“A full approval would have more leverage in court than just an EUA,” Banerjee adds. 

What This Means For You

If you're not yet vaccinated, or want to help someone else get their shot, you can find available COVID-19 vaccine appointments near you on If you want to help encourage hesitant people in your life to get vaccinated, our COVID-19 vaccine Healthy Conversation Coach can guide you through what to say—and what not to say—to someone still on the fence.

It May Help Curb Vaccine Skepticism

When COVID-19 vaccines were first approved by the FDA, the approval was met with some skepticism from the public out of fear that the vaccines were approved “too fast.”

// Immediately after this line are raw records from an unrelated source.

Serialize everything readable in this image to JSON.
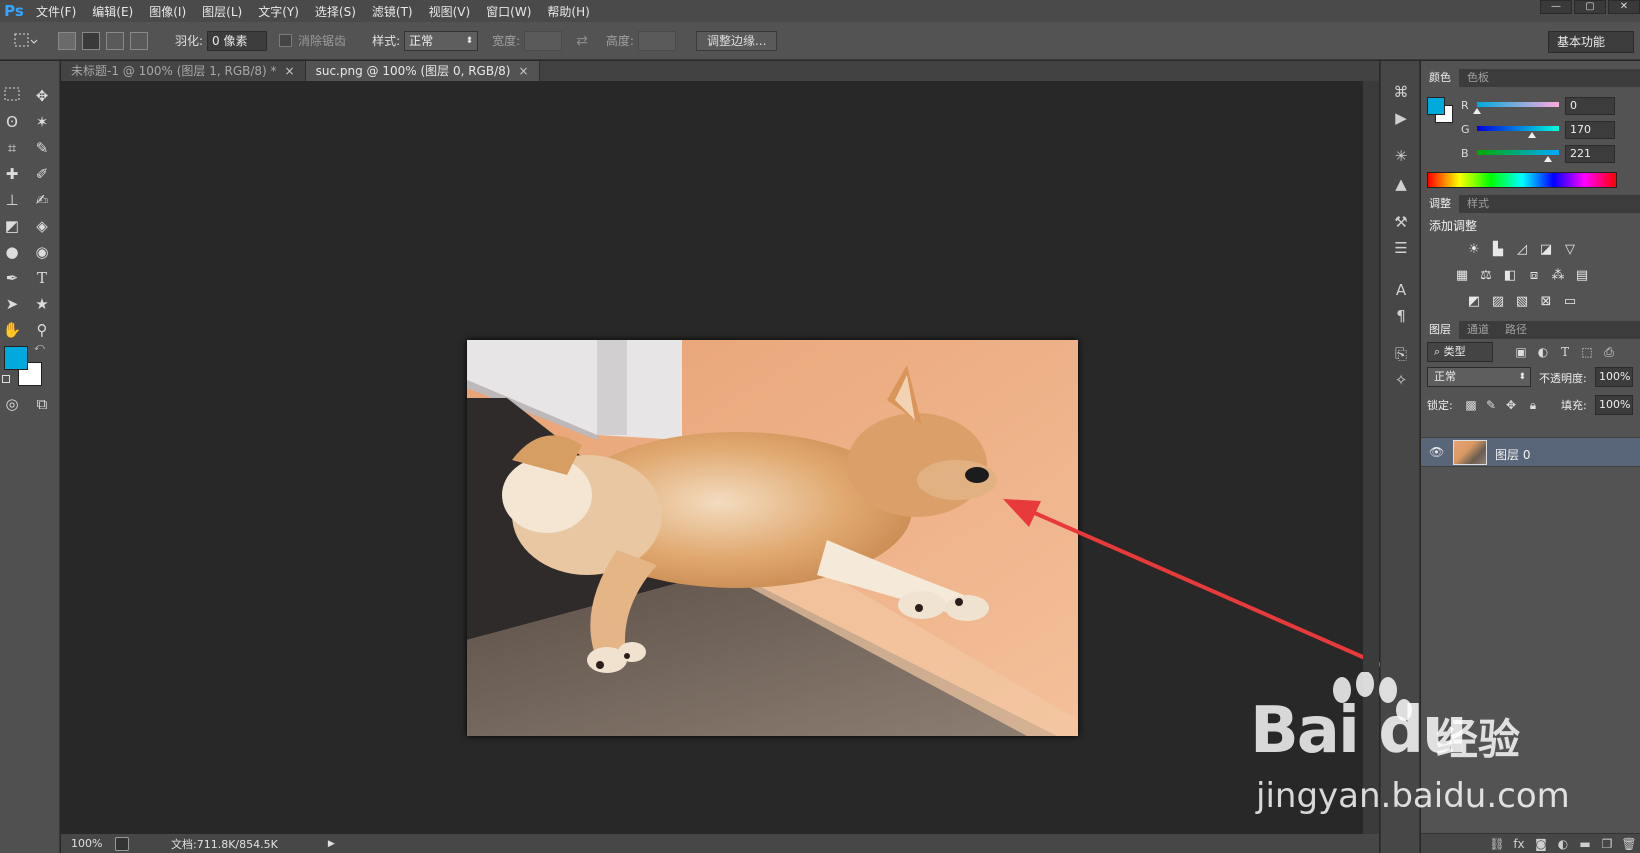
{
  "menubar": {
    "logo": "Ps",
    "items": [
      "文件(F)",
      "编辑(E)",
      "图像(I)",
      "图层(L)",
      "文字(Y)",
      "选择(S)",
      "滤镜(T)",
      "视图(V)",
      "窗口(W)",
      "帮助(H)"
    ],
    "window_controls": [
      "—",
      "▢",
      "✕"
    ]
  },
  "options": {
    "feather_label": "羽化:",
    "feather_value": "0 像素",
    "antialias_label": "消除锯齿",
    "style_label": "样式:",
    "style_value": "正常",
    "width_label": "宽度:",
    "height_label": "高度:",
    "refine_button": "调整边缘...",
    "workspace": "基本功能"
  },
  "tabs": [
    {
      "label": "未标题-1 @ 100% (图层 1, RGB/8) *",
      "close": "×"
    },
    {
      "label": "suc.png @ 100% (图层 0, RGB/8)",
      "close": "×"
    }
  ],
  "status": {
    "zoom": "100%",
    "doc_info": "文档:711.8K/854.5K"
  },
  "color_panel": {
    "tabs": [
      "颜色",
      "色板"
    ],
    "r_label": "R",
    "g_label": "G",
    "b_label": "B",
    "r_value": "0",
    "g_value": "170",
    "b_value": "221",
    "r_frac": 0.0,
    "g_frac": 0.667,
    "b_frac": 0.867,
    "foreground": "#00aadd",
    "background": "#ffffff"
  },
  "adjust_panel": {
    "tabs": [
      "调整",
      "样式"
    ],
    "title": "添加调整"
  },
  "layers_panel": {
    "tabs": [
      "图层",
      "通道",
      "路径"
    ],
    "filter_label": "类型",
    "blend_mode": "正常",
    "opacity_label": "不透明度:",
    "opacity_value": "100%",
    "lock_label": "锁定:",
    "fill_label": "填充:",
    "fill_value": "100%",
    "layer_name": "图层 0"
  },
  "watermark": {
    "logo": "Bai du",
    "brand": "经验",
    "url": "jingyan.baidu.com"
  },
  "colors": {
    "accent_arrow": "#e83a3a",
    "selected_layer": "#596578"
  }
}
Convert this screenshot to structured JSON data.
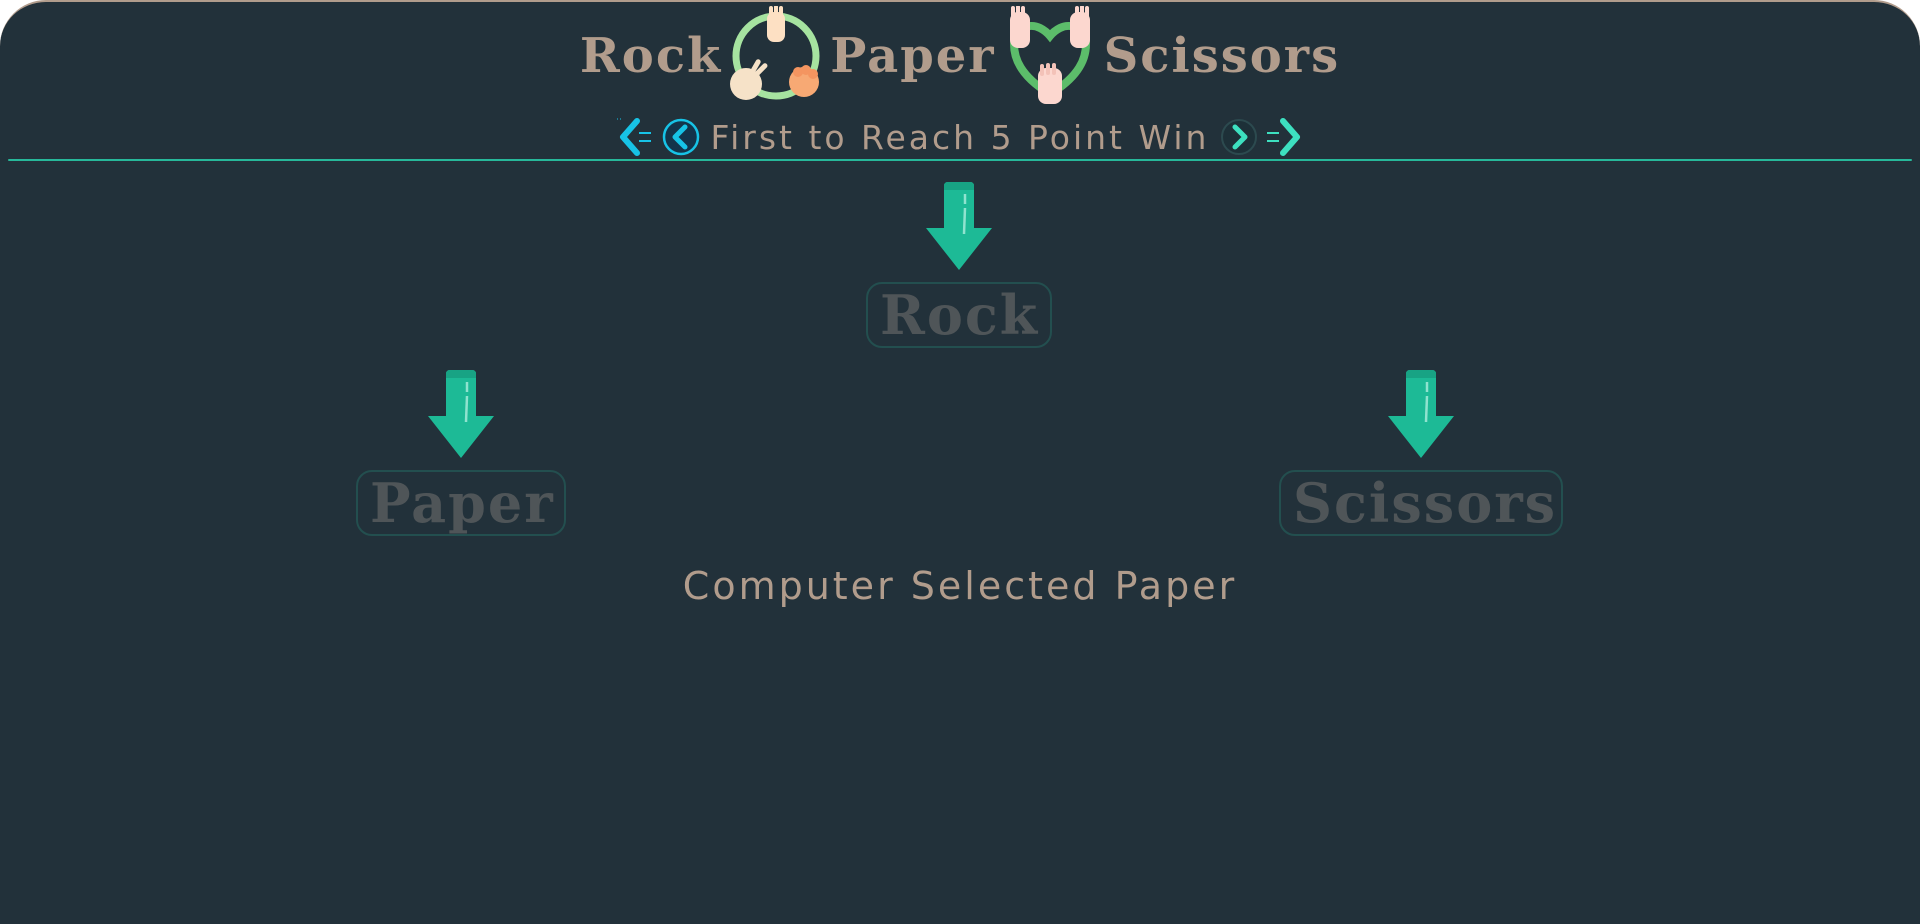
{
  "header": {
    "title_words": [
      "Rock",
      "Paper",
      "Scissors"
    ],
    "subtitle": "First to Reach 5 Point Win",
    "icons": [
      "rps-cycle-icon",
      "hands-heart-icon",
      "double-chevron-left-icon",
      "circle-chevron-left-icon",
      "circle-chevron-right-icon",
      "double-chevron-right-icon"
    ]
  },
  "choices": {
    "rock": "Rock",
    "paper": "Paper",
    "scissors": "Scissors"
  },
  "result": "Computer Selected Paper",
  "colors": {
    "background": "#22313a",
    "accent": "#1dba96",
    "title_text": "#b19c8c",
    "button_text": "#4f5558",
    "button_border": "#234f4f",
    "nav_cyan": "#17c3e6"
  }
}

Schaffner says that a full FDA approval could curb the hesitancy witnessed throughout vaccine rollout. “I think it would provide a degree of psychological comfort and reassurance to some hesitant people that yes, indeed, they’ve finally gone through the whole process,” Schaffner says. “And I think it might persuade some people to roll up their sleeves and get vaccinated.” 

The information in this article is current as of the date listed, which means newer information may be available when you read this. For the most recent updates on COVID-19, visit our coronavirus news page.

2 Sources
Verywell Health uses only high-quality sources, including peer-reviewed studies, to support the facts within our articles. Read our editorial process to learn more about how we fact-check and keep our content accurate, reliable, and trustworthy.
  1. National Public Radio. How Is The COVID-19 Vaccination Campaign Going In Your State?

  2. Food and Drug Administration. Emergency Use Authorization for Vaccines Explained.

By Kayla Hui, MPH
Kayla Hui, MPH is the health and wellness ecommerce writer at Verywell Health.She earned her master's degree in public health from the Boston University School of Public Health and BA from the University of Wisconsin-Madison.